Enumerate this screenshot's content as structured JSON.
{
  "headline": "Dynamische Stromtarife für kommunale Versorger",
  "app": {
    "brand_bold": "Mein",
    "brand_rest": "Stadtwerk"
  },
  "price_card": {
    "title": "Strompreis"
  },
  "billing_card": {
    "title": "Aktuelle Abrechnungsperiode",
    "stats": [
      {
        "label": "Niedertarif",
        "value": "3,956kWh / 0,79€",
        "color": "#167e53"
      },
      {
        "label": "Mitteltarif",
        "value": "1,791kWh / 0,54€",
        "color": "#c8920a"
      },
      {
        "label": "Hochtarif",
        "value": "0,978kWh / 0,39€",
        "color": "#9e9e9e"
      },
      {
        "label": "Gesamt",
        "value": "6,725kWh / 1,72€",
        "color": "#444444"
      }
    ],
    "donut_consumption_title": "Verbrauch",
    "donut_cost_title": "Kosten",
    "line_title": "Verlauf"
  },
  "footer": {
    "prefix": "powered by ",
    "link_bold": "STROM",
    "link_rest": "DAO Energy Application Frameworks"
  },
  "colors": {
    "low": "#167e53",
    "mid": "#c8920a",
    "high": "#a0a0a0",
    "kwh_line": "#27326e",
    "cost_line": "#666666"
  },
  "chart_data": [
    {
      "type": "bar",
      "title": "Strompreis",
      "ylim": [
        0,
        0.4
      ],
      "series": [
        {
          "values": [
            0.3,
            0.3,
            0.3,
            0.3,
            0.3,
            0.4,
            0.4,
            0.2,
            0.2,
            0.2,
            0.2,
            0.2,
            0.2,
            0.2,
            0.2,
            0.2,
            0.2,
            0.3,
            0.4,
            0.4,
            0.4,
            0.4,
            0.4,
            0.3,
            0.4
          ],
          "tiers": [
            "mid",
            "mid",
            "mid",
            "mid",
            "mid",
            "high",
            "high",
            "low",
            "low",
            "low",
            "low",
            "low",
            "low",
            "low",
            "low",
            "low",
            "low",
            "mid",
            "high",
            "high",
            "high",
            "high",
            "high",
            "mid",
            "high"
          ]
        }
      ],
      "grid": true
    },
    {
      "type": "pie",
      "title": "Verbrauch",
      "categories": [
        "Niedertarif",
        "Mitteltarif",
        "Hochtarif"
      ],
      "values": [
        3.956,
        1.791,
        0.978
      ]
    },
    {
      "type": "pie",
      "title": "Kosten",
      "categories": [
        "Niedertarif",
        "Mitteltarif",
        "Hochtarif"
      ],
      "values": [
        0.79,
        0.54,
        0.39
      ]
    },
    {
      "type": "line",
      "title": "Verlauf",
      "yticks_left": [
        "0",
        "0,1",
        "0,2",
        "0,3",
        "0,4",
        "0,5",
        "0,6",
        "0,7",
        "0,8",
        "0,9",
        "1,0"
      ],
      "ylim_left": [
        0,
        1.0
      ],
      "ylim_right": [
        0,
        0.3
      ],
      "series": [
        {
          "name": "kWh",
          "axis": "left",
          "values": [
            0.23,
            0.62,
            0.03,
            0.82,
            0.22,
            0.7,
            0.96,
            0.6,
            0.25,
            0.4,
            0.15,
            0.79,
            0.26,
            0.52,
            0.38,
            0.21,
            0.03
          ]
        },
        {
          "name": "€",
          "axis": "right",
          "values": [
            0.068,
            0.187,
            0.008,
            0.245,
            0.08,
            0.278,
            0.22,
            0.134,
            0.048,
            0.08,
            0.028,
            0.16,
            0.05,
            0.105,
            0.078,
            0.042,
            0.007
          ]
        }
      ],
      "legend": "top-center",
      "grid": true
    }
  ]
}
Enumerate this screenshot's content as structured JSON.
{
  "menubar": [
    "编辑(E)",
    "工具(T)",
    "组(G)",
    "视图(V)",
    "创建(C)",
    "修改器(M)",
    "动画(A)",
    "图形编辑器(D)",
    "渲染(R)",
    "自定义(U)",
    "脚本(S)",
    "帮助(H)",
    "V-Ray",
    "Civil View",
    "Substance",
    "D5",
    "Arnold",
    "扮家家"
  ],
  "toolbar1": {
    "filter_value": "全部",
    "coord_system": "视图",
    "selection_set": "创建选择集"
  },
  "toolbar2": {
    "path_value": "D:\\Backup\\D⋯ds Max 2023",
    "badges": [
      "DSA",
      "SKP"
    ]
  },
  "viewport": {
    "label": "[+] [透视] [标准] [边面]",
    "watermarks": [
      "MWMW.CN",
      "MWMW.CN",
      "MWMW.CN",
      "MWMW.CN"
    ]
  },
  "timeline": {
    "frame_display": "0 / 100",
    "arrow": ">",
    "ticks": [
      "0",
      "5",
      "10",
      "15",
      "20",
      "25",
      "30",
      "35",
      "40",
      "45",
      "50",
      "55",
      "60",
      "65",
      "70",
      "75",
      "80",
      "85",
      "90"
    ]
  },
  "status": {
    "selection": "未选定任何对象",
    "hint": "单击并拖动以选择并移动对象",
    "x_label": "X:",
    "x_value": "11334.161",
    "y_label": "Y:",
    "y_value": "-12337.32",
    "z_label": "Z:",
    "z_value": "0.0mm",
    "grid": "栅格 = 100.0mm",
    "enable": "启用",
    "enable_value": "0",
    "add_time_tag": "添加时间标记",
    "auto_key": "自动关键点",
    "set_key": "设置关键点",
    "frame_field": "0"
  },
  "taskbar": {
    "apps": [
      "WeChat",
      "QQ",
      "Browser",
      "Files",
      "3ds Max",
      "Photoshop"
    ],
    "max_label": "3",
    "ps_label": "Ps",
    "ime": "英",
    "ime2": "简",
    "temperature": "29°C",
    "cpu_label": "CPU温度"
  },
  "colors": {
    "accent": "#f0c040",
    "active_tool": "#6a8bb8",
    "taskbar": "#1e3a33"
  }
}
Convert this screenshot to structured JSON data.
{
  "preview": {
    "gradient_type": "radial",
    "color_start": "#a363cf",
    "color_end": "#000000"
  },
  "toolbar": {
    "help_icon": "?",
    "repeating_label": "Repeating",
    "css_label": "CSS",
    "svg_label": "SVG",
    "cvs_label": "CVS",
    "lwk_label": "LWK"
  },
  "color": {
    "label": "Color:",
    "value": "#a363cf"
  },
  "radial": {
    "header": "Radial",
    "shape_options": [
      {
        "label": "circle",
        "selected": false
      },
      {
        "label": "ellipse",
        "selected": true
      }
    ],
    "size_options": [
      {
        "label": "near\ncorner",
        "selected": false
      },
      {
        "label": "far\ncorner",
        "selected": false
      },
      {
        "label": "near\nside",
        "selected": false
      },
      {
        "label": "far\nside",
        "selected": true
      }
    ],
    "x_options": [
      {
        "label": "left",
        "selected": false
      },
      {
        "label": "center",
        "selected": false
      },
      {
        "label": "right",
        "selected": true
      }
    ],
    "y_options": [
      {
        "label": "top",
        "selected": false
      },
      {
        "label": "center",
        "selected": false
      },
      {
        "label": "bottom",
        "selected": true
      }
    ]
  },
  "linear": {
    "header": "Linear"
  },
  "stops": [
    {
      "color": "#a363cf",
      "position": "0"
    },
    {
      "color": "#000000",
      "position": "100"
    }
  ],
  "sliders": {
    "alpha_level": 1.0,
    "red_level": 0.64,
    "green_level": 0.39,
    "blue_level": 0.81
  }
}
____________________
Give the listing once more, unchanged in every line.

**Task solution**.
Enumerate this screenshot's content as structured JSON.
{
  "headline": "Dynamische Stromtarife für kommunale Versorger",
  "app": {
    "brand_bold": "Mein",
    "brand_rest": "Stadtwerk"
  },
  "price_card": {
    "title": "Strompreis"
  },
  "billing_card": {
    "title": "Aktuelle Abrechnungsperiode",
    "stats": [
      {
        "label": "Niedertarif",
        "value": "3,956kWh / 0,79€",
        "color": "#167e53"
      },
      {
        "label": "Mitteltarif",
        "value": "1,791kWh / 0,54€",
        "color": "#c8920a"
      },
      {
        "label": "Hochtarif",
        "value": "0,978kWh / 0,39€",
        "color": "#9e9e9e"
      },
      {
        "label": "Gesamt",
        "value": "6,725kWh / 1,72€",
        "color": "#444444"
      }
    ],
    "donut_consumption_title": "Verbrauch",
    "donut_cost_title": "Kosten",
    "line_title": "Verlauf"
  },
  "footer": {
    "prefix": "powered by ",
    "link_bold": "STROM",
    "link_rest": "DAO Energy Application Frameworks"
  },
  "colors": {
    "low": "#167e53",
    "mid": "#c8920a",
    "high": "#a0a0a0",
    "kwh_line": "#27326e",
    "cost_line": "#666666"
  },
  "chart_data": [
    {
      "type": "bar",
      "title": "Strompreis",
      "ylim": [
        0,
        0.4
      ],
      "series": [
        {
          "values": [
            0.3,
            0.3,
            0.3,
            0.3,
            0.3,
            0.4,
            0.4,
            0.2,
            0.2,
            0.2,
            0.2,
            0.2,
            0.2,
            0.2,
            0.2,
            0.2,
            0.2,
            0.3,
            0.4,
            0.4,
            0.4,
            0.4,
            0.4,
            0.3,
            0.4
          ],
          "tiers": [
            "mid",
            "mid",
            "mid",
            "mid",
            "mid",
            "high",
            "high",
            "low",
            "low",
            "low",
            "low",
            "low",
            "low",
            "low",
            "low",
            "low",
            "low",
            "mid",
            "high",
            "high",
            "high",
            "high",
            "high",
            "mid",
            "high"
          ]
        }
      ],
      "grid": true
    },
    {
      "type": "pie",
      "title": "Verbrauch",
      "categories": [
        "Niedertarif",
        "Mitteltarif",
        "Hochtarif"
      ],
      "values": [
        3.956,
        1.791,
        0.978
      ]
    },
    {
      "type": "pie",
      "title": "Kosten",
      "categories": [
        "Niedertarif",
        "Mitteltarif",
        "Hochtarif"
      ],
      "values": [
        0.79,
        0.54,
        0.39
      ]
    },
    {
      "type": "line",
      "title": "Verlauf",
      "yticks_left": [
        "0",
        "0,1",
        "0,2",
        "0,3",
        "0,4",
        "0,5",
        "0,6",
        "0,7",
        "0,8",
        "0,9",
        "1,0"
      ],
      "ylim_left": [
        0,
        1.0
      ],
      "ylim_right": [
        0,
        0.3
      ],
      "series": [
        {
          "name": "kWh",
          "axis": "left",
          "values": [
            0.23,
            0.62,
            0.03,
            0.82,
            0.22,
            0.7,
            0.96,
            0.6,
            0.25,
            0.4,
            0.15,
            0.79,
            0.26,
            0.52,
            0.38,
            0.21,
            0.03
          ]
        },
        {
          "name": "€",
          "axis": "right",
          "values": [
            0.068,
            0.187,
            0.008,
            0.245,
            0.08,
            0.278,
            0.22,
            0.134,
            0.048,
            0.08,
            0.028,
            0.16,
            0.05,
            0.105,
            0.078,
            0.042,
            0.007
          ]
        }
      ],
      "legend": "top-center",
      "grid": true
    }
  ]
}
Enumerate this screenshot's content as structured JSON.
{
  "menubar": [
    "编辑(E)",
    "工具(T)",
    "组(G)",
    "视图(V)",
    "创建(C)",
    "修改器(M)",
    "动画(A)",
    "图形编辑器(D)",
    "渲染(R)",
    "自定义(U)",
    "脚本(S)",
    "帮助(H)",
    "V-Ray",
    "Civil View",
    "Substance",
    "D5",
    "Arnold",
    "扮家家"
  ],
  "toolbar1": {
    "filter_value": "全部",
    "coord_system": "视图",
    "selection_set": "创建选择集"
  },
  "toolbar2": {
    "path_value": "D:\\Backup\\D⋯ds Max 2023",
    "badges": [
      "DSA",
      "SKP"
    ]
  },
  "viewport": {
    "label": "[+] [透视] [标准] [边面]",
    "watermarks": [
      "MWMW.CN",
      "MWMW.CN",
      "MWMW.CN",
      "MWMW.CN"
    ]
  },
  "timeline": {
    "frame_display": "0 / 100",
    "arrow": ">",
    "ticks": [
      "0",
      "5",
      "10",
      "15",
      "20",
      "25",
      "30",
      "35",
      "40",
      "45",
      "50",
      "55",
      "60",
      "65",
      "70",
      "75",
      "80",
      "85",
      "90"
    ]
  },
  "status": {
    "selection": "未选定任何对象",
    "hint": "单击并拖动以选择并移动对象",
    "x_label": "X:",
    "x_value": "11334.161",
    "y_label": "Y:",
    "y_value": "-12337.32",
    "z_label": "Z:",
    "z_value": "0.0mm",
    "grid": "栅格 = 100.0mm",
    "enable": "启用",
    "enable_value": "0",
    "add_time_tag": "添加时间标记",
    "auto_key": "自动关键点",
    "set_key": "设置关键点",
    "frame_field": "0"
  },
  "taskbar": {
    "apps": [
      "WeChat",
      "QQ",
      "Browser",
      "Files",
      "3ds Max",
      "Photoshop"
    ],
    "max_label": "3",
    "ps_label": "Ps",
    "ime": "英",
    "ime2": "简",
    "temperature": "29°C",
    "cpu_label": "CPU温度"
  },
  "colors": {
    "accent": "#f0c040",
    "active_tool": "#6a8bb8",
    "taskbar": "#1e3a33"
  }
}
Convert this screenshot to structured JSON data.
{
  "preview": {
    "gradient_type": "radial",
    "color_start": "#a363cf",
    "color_end": "#000000"
  },
  "toolbar": {
    "help_icon": "?",
    "repeating_label": "Repeating",
    "css_label": "CSS",
    "svg_label": "SVG",
    "cvs_label": "CVS",
    "lwk_label": "LWK"
  },
  "color": {
    "label": "Color:",
    "value": "#a363cf"
  },
  "radial": {
    "header": "Radial",
    "shape_options": [
      {
        "label": "circle",
        "selected": false
      },
      {
        "label": "ellipse",
        "selected": true
      }
    ],
    "size_options": [
      {
        "label": "near\ncorner",
        "selected": false
      },
      {
        "label": "far\ncorner",
        "selected": false
      },
      {
        "label": "near\nside",
        "selected": false
      },
      {
        "label": "far\nside",
        "selected": true
      }
    ],
    "x_options": [
      {
        "label": "left",
        "selected": false
      },
      {
        "label": "center",
        "selected": false
      },
      {
        "label": "right",
        "selected": true
      }
    ],
    "y_options": [
      {
        "label": "top",
        "selected": false
      },
      {
        "label": "center",
        "selected": false
      },
      {
        "label": "bottom",
        "selected": true
      }
    ]
  },
  "linear": {
    "header": "Linear"
  },
  "stops": [
    {
      "color": "#a363cf",
      "position": "0"
    },
    {
      "color": "#000000",
      "position": "100"
    }
  ],
  "sliders": {
    "alpha_level": 1.0,
    "red_level": 0.64,
    "green_level": 0.39,
    "blue_level": 0.81
  }
}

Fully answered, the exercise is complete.